> _WHAT IS REQUIRED_:
Return, from the listing that follows, each line containing the word "true".
■ ■ ■ ■ ■ ■ ■
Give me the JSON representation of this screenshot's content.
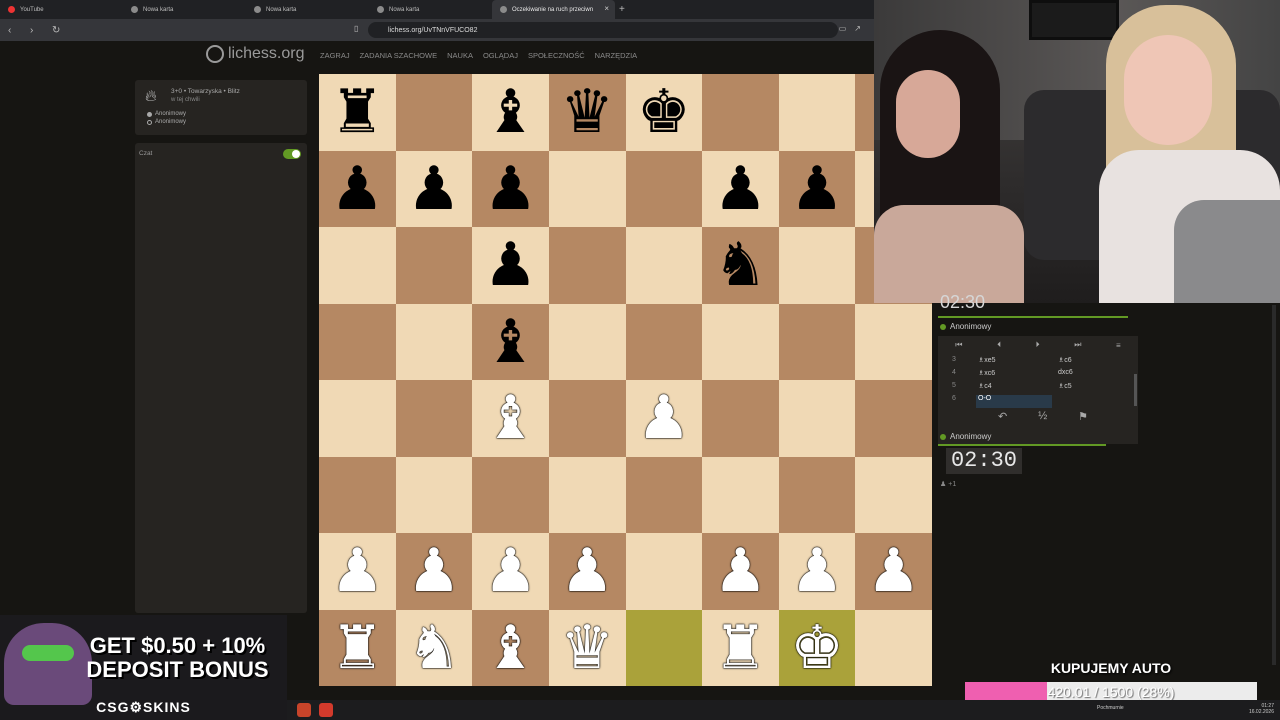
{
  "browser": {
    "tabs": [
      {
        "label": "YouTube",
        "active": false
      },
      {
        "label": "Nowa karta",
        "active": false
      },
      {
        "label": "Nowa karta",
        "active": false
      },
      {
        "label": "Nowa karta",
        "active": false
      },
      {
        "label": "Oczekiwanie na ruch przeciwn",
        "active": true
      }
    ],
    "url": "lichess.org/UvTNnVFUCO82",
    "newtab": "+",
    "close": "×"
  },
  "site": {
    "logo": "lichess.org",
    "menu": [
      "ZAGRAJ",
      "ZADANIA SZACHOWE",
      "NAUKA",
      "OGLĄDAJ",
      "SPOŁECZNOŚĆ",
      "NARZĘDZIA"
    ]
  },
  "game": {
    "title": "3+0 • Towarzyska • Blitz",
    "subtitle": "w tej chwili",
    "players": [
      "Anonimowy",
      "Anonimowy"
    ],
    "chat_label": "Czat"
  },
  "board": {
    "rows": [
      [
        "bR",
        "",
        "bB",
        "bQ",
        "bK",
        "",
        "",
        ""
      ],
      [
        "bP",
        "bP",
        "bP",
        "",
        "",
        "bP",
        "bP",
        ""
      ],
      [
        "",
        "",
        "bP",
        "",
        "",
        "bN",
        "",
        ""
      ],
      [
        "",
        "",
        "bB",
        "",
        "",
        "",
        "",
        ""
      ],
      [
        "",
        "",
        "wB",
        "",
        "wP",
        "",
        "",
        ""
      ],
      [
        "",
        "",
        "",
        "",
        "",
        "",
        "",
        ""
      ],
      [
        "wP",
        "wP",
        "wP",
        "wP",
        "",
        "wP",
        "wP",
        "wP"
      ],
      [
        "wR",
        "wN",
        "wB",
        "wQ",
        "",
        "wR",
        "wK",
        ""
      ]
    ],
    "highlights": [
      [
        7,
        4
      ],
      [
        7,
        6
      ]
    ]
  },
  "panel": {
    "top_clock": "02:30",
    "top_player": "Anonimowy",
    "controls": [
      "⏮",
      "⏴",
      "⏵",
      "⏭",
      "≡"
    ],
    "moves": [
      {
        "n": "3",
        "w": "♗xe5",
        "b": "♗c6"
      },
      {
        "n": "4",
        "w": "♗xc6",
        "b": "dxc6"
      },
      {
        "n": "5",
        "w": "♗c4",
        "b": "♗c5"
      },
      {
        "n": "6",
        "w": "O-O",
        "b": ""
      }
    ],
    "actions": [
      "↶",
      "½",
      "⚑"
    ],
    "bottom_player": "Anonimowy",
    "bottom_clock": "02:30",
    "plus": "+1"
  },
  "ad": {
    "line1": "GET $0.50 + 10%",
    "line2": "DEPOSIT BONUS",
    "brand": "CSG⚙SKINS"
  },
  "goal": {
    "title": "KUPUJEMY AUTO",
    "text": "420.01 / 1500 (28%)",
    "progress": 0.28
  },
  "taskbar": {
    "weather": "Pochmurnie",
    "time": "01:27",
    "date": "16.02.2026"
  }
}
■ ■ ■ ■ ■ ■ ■
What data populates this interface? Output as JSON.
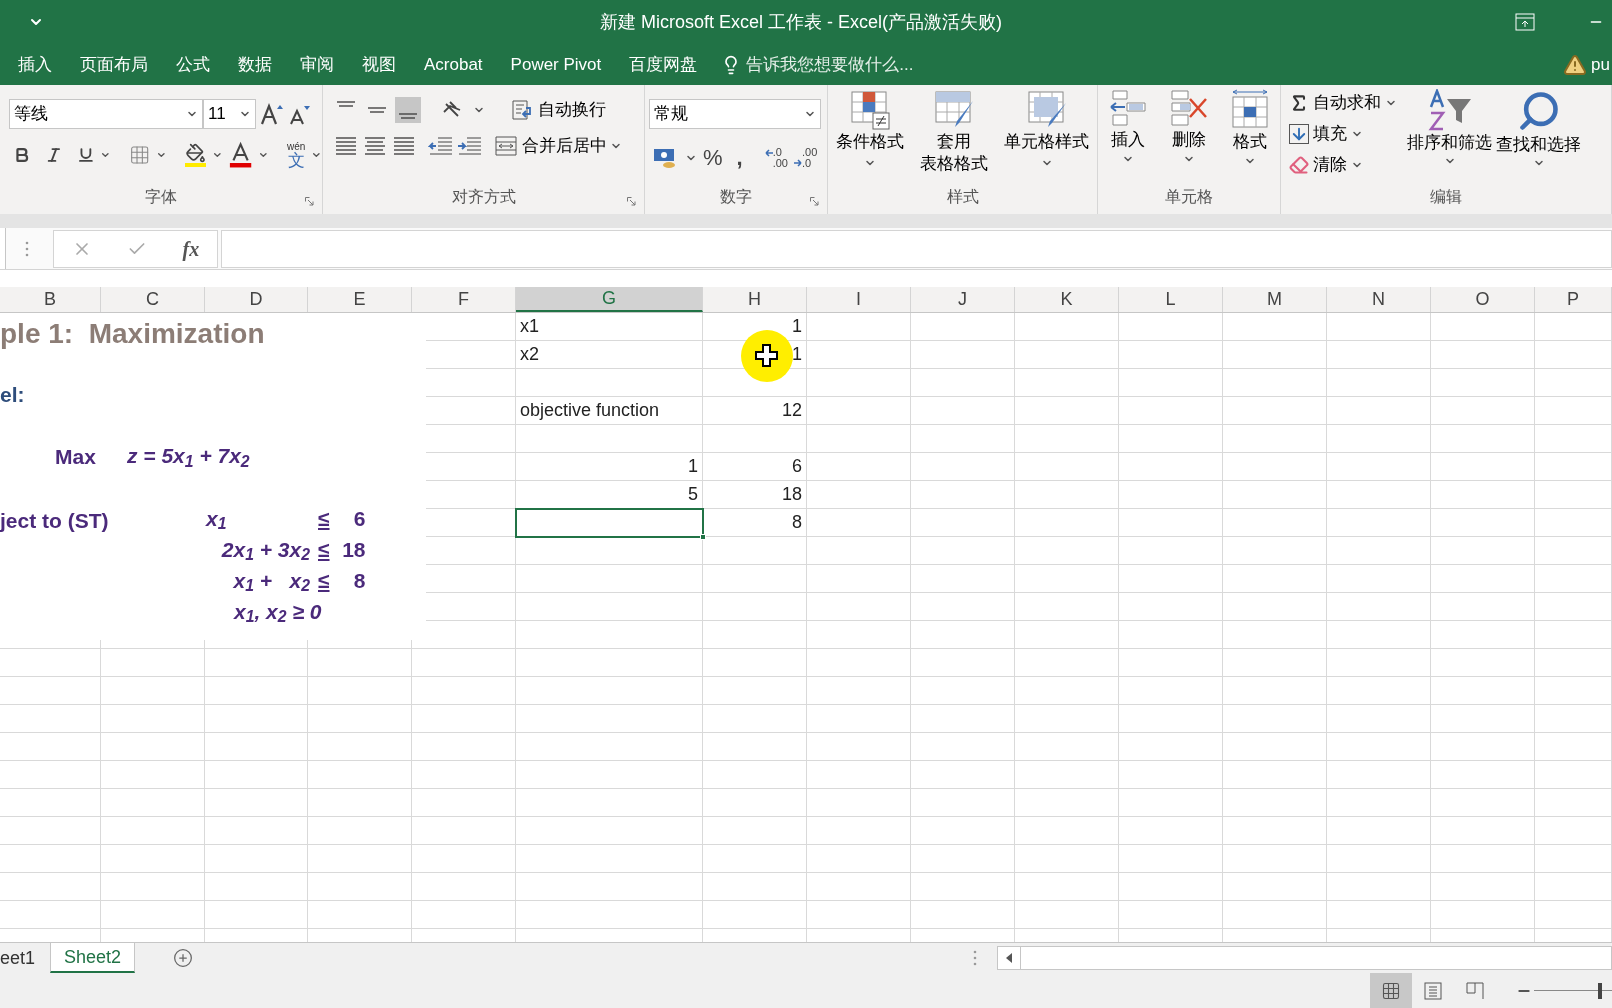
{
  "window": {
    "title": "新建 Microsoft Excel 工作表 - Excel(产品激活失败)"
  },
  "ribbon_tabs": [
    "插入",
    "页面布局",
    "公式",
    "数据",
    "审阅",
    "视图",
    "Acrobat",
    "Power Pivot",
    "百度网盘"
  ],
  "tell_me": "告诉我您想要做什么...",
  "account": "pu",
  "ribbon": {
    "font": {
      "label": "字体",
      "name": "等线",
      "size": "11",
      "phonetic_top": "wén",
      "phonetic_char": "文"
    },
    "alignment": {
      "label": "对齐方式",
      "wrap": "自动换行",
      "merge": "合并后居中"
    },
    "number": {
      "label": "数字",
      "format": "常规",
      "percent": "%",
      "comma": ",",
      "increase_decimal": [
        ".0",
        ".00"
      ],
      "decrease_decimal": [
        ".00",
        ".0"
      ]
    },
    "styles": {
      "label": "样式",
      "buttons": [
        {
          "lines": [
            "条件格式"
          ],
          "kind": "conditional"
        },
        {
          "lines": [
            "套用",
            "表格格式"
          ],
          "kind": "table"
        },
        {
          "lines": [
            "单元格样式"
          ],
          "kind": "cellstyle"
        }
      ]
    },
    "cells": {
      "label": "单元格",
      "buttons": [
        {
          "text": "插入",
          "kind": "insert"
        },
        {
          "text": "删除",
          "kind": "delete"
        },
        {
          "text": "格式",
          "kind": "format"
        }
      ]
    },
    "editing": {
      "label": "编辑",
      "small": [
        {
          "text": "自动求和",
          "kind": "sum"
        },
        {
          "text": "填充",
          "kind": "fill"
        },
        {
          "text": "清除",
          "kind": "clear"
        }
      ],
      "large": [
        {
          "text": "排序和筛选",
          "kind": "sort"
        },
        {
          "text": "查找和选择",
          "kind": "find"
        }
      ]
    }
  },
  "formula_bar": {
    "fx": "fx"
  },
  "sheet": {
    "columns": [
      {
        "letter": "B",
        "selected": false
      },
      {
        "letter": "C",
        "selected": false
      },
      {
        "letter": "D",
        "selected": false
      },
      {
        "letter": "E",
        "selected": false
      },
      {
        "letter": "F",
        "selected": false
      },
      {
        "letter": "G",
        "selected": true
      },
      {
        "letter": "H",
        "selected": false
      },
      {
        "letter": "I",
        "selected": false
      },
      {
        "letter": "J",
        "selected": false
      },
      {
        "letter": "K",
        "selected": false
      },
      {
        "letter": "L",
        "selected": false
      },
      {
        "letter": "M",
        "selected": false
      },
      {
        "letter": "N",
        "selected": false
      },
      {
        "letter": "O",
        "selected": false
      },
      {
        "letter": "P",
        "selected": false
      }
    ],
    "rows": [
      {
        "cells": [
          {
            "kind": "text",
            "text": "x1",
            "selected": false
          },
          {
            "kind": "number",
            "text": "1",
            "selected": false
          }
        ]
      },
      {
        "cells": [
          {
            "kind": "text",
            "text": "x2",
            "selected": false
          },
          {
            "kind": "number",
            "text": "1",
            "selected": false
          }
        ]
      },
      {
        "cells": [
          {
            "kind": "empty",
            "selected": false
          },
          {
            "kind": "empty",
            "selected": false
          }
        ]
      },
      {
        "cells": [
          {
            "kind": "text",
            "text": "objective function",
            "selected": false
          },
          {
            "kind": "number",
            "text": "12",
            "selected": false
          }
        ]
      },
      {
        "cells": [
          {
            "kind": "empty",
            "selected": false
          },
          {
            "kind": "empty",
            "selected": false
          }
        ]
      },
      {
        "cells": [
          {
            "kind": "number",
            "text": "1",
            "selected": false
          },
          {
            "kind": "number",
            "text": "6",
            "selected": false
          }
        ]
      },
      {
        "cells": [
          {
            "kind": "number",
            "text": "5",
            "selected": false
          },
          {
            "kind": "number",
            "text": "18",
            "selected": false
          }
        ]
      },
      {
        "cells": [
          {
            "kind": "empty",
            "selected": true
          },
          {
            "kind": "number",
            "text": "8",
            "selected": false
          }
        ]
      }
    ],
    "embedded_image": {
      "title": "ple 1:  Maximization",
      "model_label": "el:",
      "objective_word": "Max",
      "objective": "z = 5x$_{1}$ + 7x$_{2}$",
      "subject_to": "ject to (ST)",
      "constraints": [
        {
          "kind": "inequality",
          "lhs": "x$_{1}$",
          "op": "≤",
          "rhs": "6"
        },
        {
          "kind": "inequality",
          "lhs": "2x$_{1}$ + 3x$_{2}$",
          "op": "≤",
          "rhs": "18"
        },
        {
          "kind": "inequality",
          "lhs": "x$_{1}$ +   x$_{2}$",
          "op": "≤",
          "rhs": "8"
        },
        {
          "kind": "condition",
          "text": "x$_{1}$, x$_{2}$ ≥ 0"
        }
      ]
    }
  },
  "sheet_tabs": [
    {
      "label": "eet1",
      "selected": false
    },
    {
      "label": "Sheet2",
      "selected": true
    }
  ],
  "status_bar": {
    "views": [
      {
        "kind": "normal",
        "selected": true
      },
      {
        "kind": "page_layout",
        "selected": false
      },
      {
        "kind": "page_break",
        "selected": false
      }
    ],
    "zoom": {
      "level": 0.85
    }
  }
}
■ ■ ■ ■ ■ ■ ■
> _ANSWER SPACE_:
        "active": true
        "selected": true
            "selected": true
      "selected": true
        "selected": true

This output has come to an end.